Ongoing discussions on improving conditions in the Sacramento-San Joaquin Delta, central to water access and supply considerations in California, inched ahead this month.
The focus was on the voluntary water agreements process as Governor Gavin Newsom penned a commentary highlighting the agreements the same day as two state agencies released a framework for voluntary agreements to improve habitat and flow in the Delta and key watersheds.
The Governor wrote that the framework “will provide the foundation for binding voluntary agreements between government agencies and water users with partnership and oversight from environmental groups.”
In the news release announcing the framework, California Natural Resources Secretary Wade Crowfoot said the framework is “an important milestone, but there is much work ahead to shape it into a legally enforceable program.”
The State Water Resources Control Board is obligated by federal and state water law to protect beneficial uses, including fish and wildlife, in the Bay-Delta watershed.
The voluntary agreements framework is outlined in a fact sheet and PowerPoint on the California Natural Resources Agency website:
• The 15-year program aims to “improve environmental conditions, in an adaptive way.”
• The framework generates more than $5 billion in new funding for environmental improvements and science, with $2.34 billion (44%) coming from water users, $2.22 billion (42%) from state government, and $740 million (14%) from the federal government.
• More than 60,000 acres of new and restored habitat will be created, ranging from targeted improvements in tributaries to “large landscape-level restoration” in the Sacramento Valley.
• Up to 900,000 acre-feet of new water flows is to be provided for the environment above existing conditions in dry, below normal and above-normal water years, and several hundred acre-feet in critical and wet years to help recover fish populations.
• A key goal is to double the California salmon populations by 2050.
• Projected allocations of the new funding include $285 million (5%) for a “collaborative science” program to augment existing monitoring; $456 million (9%) for voluntary paid fallowing of land; $1.204 billion (23%) for water purchases; $1.632 billion (31%) for new water projects and programs; and $1.684 billion (32%) to expand and improve habitat.
The Resources Agency and the California Environmental Protection Agency (Cal/EPA) will be working with water users and other participants “in coming weeks and months” to refine the framework into a legally enforceable program, according to the news release.
The refined framework will serve as the basis for developing legally enforceable voluntary agreements that will go through a third-party scientific review, environmental review and public approval process at the State Water Board.
Agreements approved by the State Water Board could be implemented right away, according to the fact sheet.
The California Chamber of Commerce supports the voluntary agreements process as a viable means of meeting environmental objectives of the Bay-Delta Water Quality Control Plan.
Stakeholders are working with regulators and environmentalists to improve conditions for fish and wildlife on the San Joaquin River and its tributaries.

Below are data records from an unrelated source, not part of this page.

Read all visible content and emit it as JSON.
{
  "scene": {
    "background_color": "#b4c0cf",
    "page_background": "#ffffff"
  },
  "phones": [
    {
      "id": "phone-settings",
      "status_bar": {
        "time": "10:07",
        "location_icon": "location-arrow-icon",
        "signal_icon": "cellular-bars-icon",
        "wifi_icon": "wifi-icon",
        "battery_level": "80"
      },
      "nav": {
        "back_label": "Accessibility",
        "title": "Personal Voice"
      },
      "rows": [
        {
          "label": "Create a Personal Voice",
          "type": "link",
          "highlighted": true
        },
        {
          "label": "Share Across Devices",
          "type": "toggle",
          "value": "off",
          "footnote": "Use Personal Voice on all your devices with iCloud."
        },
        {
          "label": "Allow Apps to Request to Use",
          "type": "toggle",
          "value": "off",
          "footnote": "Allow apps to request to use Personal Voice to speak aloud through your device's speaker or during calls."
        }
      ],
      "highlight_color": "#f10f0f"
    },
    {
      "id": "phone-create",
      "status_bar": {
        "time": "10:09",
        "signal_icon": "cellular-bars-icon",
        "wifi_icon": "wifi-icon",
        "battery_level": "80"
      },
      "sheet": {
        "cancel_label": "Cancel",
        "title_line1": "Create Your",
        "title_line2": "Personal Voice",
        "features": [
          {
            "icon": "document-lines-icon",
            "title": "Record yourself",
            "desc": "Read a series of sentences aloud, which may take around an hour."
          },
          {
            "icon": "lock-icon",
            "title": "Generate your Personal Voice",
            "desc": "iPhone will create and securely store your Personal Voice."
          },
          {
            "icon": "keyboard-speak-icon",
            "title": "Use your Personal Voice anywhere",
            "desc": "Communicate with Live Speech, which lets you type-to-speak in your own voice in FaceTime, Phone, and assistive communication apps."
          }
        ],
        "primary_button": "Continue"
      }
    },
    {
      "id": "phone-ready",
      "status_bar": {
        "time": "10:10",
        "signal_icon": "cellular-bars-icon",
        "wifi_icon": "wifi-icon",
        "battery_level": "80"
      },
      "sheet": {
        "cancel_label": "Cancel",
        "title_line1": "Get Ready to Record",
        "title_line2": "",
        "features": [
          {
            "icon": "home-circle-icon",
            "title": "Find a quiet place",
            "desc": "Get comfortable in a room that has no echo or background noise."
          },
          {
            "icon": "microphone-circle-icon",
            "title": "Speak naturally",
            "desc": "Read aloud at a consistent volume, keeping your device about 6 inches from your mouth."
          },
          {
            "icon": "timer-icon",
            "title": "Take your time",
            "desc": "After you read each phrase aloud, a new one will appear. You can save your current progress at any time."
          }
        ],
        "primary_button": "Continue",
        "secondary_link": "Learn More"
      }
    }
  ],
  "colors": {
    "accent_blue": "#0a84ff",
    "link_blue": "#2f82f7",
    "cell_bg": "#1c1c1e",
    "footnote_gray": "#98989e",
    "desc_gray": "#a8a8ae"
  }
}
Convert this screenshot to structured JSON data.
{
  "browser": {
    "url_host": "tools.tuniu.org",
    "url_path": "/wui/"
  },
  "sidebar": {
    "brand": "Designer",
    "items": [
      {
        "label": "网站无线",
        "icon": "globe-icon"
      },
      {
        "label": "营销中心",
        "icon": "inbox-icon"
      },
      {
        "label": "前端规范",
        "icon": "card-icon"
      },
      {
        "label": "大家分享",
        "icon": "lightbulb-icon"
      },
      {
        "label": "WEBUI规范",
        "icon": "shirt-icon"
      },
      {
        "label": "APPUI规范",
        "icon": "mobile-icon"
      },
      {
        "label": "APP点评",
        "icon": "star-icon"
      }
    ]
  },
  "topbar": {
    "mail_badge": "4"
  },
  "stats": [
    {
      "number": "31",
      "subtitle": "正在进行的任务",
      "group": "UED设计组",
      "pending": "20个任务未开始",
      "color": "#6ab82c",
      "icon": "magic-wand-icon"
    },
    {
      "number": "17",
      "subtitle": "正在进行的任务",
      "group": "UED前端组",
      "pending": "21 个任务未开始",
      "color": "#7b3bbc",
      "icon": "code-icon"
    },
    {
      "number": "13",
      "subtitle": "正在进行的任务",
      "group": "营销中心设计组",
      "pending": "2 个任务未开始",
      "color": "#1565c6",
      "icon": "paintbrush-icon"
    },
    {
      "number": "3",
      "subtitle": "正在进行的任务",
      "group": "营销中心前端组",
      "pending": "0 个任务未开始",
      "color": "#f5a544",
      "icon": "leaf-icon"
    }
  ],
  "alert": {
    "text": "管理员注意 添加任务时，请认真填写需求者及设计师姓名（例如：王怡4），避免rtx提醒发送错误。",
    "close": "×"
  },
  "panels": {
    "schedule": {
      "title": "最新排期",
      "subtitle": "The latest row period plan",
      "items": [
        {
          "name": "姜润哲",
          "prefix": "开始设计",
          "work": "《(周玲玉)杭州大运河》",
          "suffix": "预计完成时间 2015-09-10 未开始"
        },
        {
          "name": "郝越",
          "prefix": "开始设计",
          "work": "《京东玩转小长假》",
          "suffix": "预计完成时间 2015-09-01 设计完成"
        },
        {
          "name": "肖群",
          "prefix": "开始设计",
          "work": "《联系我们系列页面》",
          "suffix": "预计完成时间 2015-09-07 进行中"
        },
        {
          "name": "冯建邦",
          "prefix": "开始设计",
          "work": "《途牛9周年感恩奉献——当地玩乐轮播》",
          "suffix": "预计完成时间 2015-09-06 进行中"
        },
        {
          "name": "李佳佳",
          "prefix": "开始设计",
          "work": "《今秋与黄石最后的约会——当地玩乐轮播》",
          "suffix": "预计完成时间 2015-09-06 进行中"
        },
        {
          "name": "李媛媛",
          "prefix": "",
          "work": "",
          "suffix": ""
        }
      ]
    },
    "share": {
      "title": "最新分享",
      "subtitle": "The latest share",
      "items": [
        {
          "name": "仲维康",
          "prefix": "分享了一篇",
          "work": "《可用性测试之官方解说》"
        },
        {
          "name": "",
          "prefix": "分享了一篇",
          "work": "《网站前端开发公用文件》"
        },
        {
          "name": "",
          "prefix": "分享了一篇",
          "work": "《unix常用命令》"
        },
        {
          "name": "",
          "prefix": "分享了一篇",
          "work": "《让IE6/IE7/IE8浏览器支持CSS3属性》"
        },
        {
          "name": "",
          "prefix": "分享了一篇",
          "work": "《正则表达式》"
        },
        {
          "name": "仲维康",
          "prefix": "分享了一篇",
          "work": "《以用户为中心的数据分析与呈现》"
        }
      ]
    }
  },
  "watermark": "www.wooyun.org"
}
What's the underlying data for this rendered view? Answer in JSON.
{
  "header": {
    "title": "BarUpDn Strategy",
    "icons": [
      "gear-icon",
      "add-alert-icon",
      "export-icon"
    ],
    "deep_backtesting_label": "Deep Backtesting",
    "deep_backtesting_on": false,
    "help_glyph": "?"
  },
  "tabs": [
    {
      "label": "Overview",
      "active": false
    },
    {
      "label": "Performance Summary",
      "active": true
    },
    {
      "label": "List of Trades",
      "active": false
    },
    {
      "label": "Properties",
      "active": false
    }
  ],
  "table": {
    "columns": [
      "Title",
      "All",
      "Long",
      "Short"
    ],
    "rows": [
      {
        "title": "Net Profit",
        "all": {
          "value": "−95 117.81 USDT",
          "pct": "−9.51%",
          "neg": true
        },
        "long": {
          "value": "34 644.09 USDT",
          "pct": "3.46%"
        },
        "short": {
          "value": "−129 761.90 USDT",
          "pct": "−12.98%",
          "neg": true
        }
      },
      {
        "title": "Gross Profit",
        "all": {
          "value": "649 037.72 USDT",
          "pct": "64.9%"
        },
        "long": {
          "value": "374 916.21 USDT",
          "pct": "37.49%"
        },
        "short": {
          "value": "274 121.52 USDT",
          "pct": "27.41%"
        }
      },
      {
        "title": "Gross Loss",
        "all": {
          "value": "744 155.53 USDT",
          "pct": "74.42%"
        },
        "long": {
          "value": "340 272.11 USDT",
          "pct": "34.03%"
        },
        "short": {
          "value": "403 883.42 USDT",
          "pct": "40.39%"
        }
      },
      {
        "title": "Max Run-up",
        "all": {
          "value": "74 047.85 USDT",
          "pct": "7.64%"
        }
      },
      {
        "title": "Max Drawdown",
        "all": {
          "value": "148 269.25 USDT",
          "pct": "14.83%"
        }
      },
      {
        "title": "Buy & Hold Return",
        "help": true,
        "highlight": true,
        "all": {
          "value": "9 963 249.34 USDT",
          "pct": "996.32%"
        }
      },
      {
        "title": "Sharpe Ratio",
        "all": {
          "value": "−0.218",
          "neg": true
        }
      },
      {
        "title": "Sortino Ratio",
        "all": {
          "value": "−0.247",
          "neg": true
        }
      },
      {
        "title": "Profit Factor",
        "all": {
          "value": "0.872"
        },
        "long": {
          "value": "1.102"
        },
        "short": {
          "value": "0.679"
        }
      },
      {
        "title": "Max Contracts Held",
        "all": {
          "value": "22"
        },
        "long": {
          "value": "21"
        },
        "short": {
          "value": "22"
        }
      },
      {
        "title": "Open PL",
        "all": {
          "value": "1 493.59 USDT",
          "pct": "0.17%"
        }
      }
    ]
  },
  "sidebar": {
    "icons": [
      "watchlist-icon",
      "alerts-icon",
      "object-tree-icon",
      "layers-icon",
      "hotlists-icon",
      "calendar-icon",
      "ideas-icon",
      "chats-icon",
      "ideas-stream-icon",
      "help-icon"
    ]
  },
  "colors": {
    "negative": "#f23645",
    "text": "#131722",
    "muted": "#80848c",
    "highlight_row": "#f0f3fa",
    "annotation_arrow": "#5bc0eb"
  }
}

They are voluntarily reducing their water draw at certain times of the year, modifying some business practices to use less water, and contributing to conservation habitats in the Delta.
A voluntary process to achieve environmental goals is preferable to mandatory restrictions.